Germany’s private households waste around 596 billion euros every year. That is almost 20 euros per citizen per day. That’s what a study finds out. Where the money goes – and how that can be changed.
Most consumers are familiar with this: Not every issue is necessary, and some purchases would be better left out. As long as it’s a small amount, it’s not really a problem. But a study by the investment platform WeltSparen shows that the general waste of money involves large amounts – for each individual and for everyone together.
In detail, the study shows that every German citizen wastes around 83 cents per hour on avoidable expenses. An apparently small amount of money – but within 24 hours that adds up to 19.95 euros! That makes an impressive 7180 euros a year – for every citizen. That is almost the value of a small car.

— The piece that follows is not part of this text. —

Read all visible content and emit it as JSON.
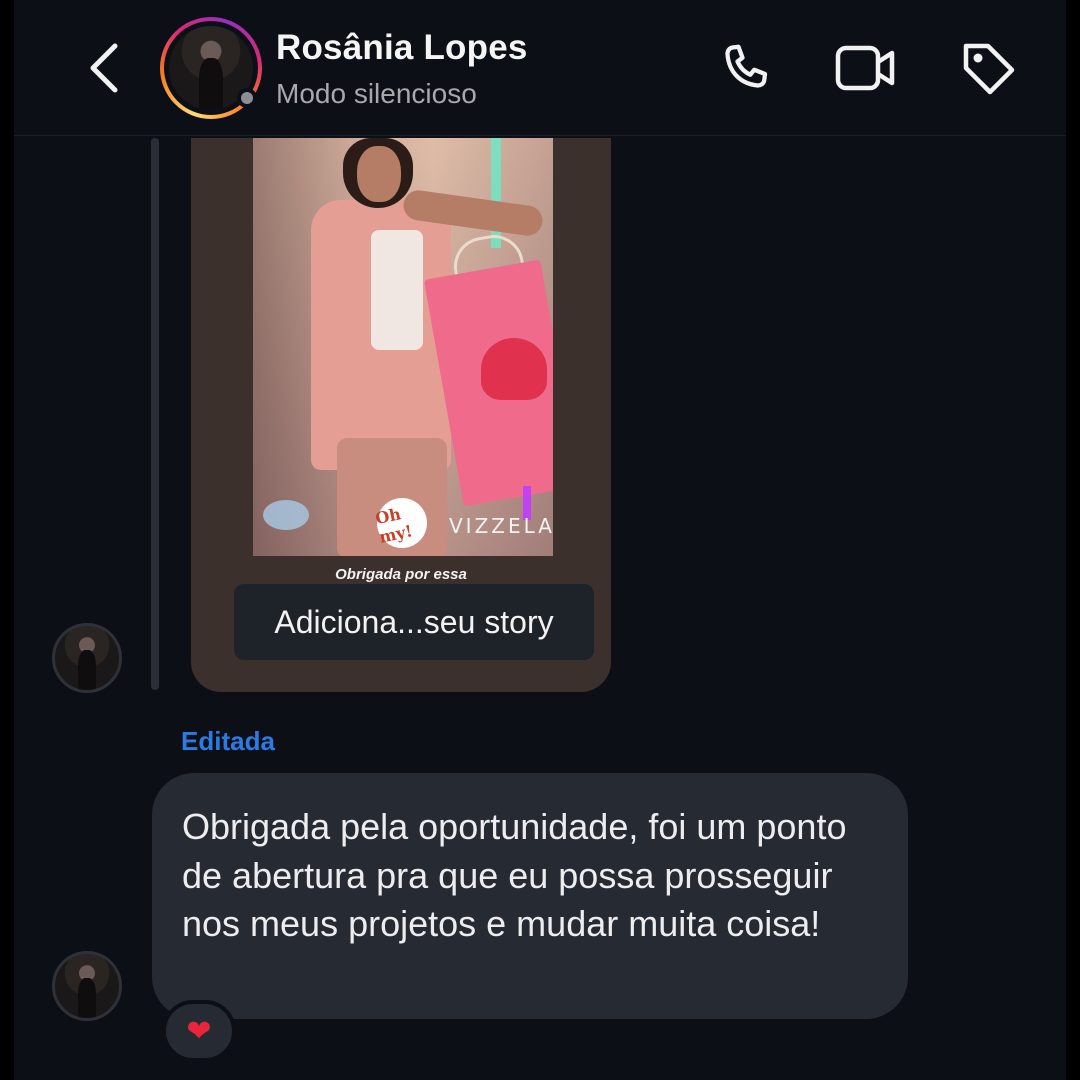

If one calculates the total amount for all almost 83 million German citizens, one comes to the exorbitant sum of 596 billion euros, which is spent on superfluous things. How did the study arrive at these dizzying numbers?

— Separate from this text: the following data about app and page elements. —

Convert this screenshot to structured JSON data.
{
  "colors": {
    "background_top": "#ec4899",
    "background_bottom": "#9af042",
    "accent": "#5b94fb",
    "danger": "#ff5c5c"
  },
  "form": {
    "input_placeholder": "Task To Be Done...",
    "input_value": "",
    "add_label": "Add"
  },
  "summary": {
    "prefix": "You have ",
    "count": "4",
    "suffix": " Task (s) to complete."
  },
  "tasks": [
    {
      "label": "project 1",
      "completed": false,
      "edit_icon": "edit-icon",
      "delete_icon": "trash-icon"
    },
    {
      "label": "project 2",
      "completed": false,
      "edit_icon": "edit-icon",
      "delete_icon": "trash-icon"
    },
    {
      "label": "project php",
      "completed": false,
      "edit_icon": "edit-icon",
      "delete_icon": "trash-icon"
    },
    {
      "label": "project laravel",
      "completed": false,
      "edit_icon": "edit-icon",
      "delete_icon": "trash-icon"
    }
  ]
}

The authors look at various expense items where they see room for improvement.
Take a gym, for example: Germans shell out an average of 42.10 euros a month for this. Anyone who regularly strengthens their muscles invests the money wisely. But if you only pay for a subscription that you don’t use, you’re throwing 505.20 euros out of the window every year.

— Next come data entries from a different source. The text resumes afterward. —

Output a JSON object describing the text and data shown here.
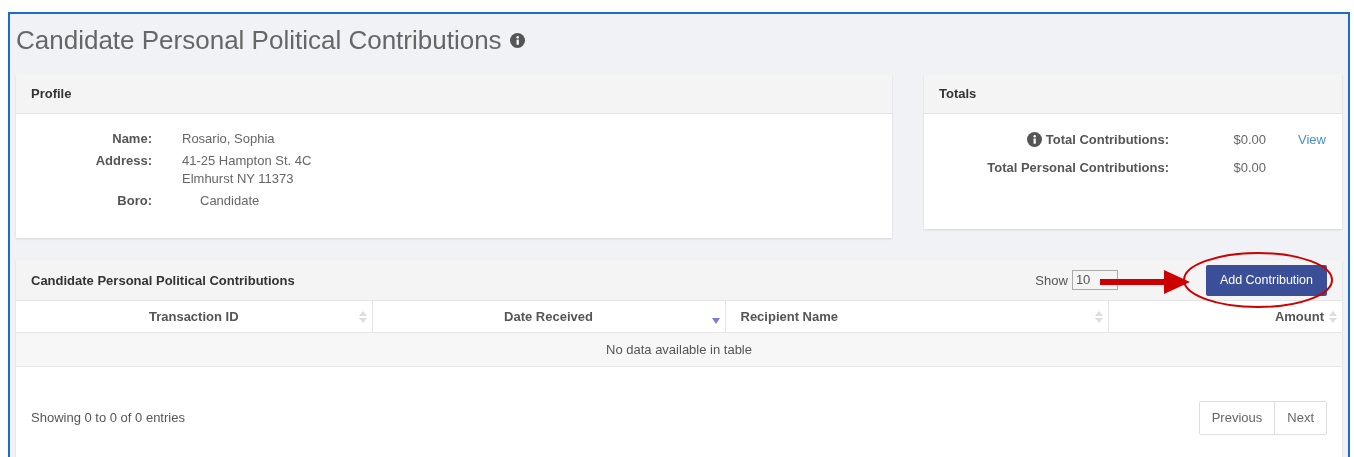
{
  "page_title": "Candidate Personal Political Contributions",
  "profile": {
    "title": "Profile",
    "fields": [
      {
        "label": "Name:",
        "lines": [
          "Rosario, Sophia"
        ],
        "indented": false
      },
      {
        "label": "Address:",
        "lines": [
          "41-25 Hampton St. 4C",
          "Elmhurst NY 11373"
        ],
        "indented": false
      },
      {
        "label": "Boro:",
        "lines": [
          "Candidate"
        ],
        "indented": true
      }
    ]
  },
  "totals": {
    "title": "Totals",
    "rows": [
      {
        "label": "Total Contributions:",
        "info": true,
        "value": "$0.00",
        "link": "View"
      },
      {
        "label": "Total Personal Contributions:",
        "info": false,
        "value": "$0.00"
      }
    ]
  },
  "table": {
    "title": "Candidate Personal Political Contributions",
    "show_label": "Show",
    "page_length": "10",
    "add_button": "Add Contribution",
    "columns": [
      {
        "label": "Transaction ID",
        "sorted": false
      },
      {
        "label": "Date Received",
        "sorted": true
      },
      {
        "label": "Recipient Name",
        "sorted": false
      },
      {
        "label": "Amount",
        "sorted": false
      }
    ],
    "empty_message": "No data available in table",
    "info": "Showing 0 to 0 of 0 entries",
    "pagination": [
      "Previous",
      "Next"
    ]
  },
  "annotation": {
    "kind": "arrow-and-circle"
  }
}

Smoking is even worse. Anyone who smokes half a pack a day – and many manage significantly more – dissolves 3.14 euros per day into thin air. That makes 1131.50 euros per smoker per year. All tobacco friends together create 15.8 billion euros per year. Because every third adult smokes.
Another major cost item is the wasteful use of food. Every year, food worth 235 euros per person ends up in the bin. In total, Germans throw food worth 17.3 billion euros.
Unnecessary costs arise at another point in the household: when buying bottled drinking water. Anyone who does this not only carries a lot of weight home. It also brings a lot of money into the beverage trade and supermarkets: on average, drinking water worth 547.50 euros is brought home per capita every year. The same amount of tap water would cost only 2.19 euros a year – with the quality of German drinking water, it is certainly consumable. This means that every “water buyer” could save an average of 545.31 euros.
Another big chunk: If you don’t submit a tax return, you save time and don’t have to get upset about incomprehensible requirements. But one thing is also certain: if you leave the tax authorities unmolested, you also forego the average income tax refund of 1051 euros!
If you keep your assets under the mattress or in an account without interest, you even lose twice. On the one hand, the average inflation rate of currently 7.9 percent is causing the value of money to shrink massively. On the other hand, up to 0.7 percent interest for fixed deposits would be possible. Those who do without who simply park their savings somewhere.
Here is a short sample calculation: If you have 10,000 euros in an interest-free account, you forego 0.7 percent interest, i.e. 70 euros per year. And loses another 790 euros per year due to inflation. Admittedly, no interest account can balance this amount. But if you invest cleverly and don’t make a huge fuss about shares, you can limit your monetary depreciation significantly. Even if the stock exchanges are not coming up with new price records at the moment – those who are patient and sit out lulls can usually look forward to sizeable price gains. So-called ETF (“Exchange Traded Funds”), for example, are suitable for this, as they hardly incur any costs.
If you want to invest in an ETF (Exchange Trade Fund), you need a cheap securities account. Compare Germany’s online banks and neo-brokers according to offer, price and service and then buy your first ETF.
Blind customer loyalty can be quite expensive with gas and electricity – especially with rising prices for basic suppliers. If you still don’t change tariffs, you waste an average of 90 euros on electricity and 240 euros on gas per year. So a total of 330 euros every year.
An oversized mobile phone tariff with a lot of unused data costs even 492.60 euros more than necessary – according to the data of the experts.
The waste continues seamlessly: nothing works without a streaming service. The selected tariff should only correspond to your own needs. This is not the case with many contemporaries. This explains why everyone spends 195.23 euros per year on various streaming services. If the tariffs are used, that’s fine. But many are sitting on oversized amounts of data.
If you add up all the items, then the Germans waste 596 billion euros per year. For comparison: Federal Finance Minister Christian Lindner is planning total expenditure of 496 billion euros for the current year. So exactly 100 billion less.
About the methodology: The study authors analyzed the above expenditure and revenue points and extrapolated them using population data and statistics. These are therefore calculated values - which should come very close to the actual situation.
Details on the study can be found here.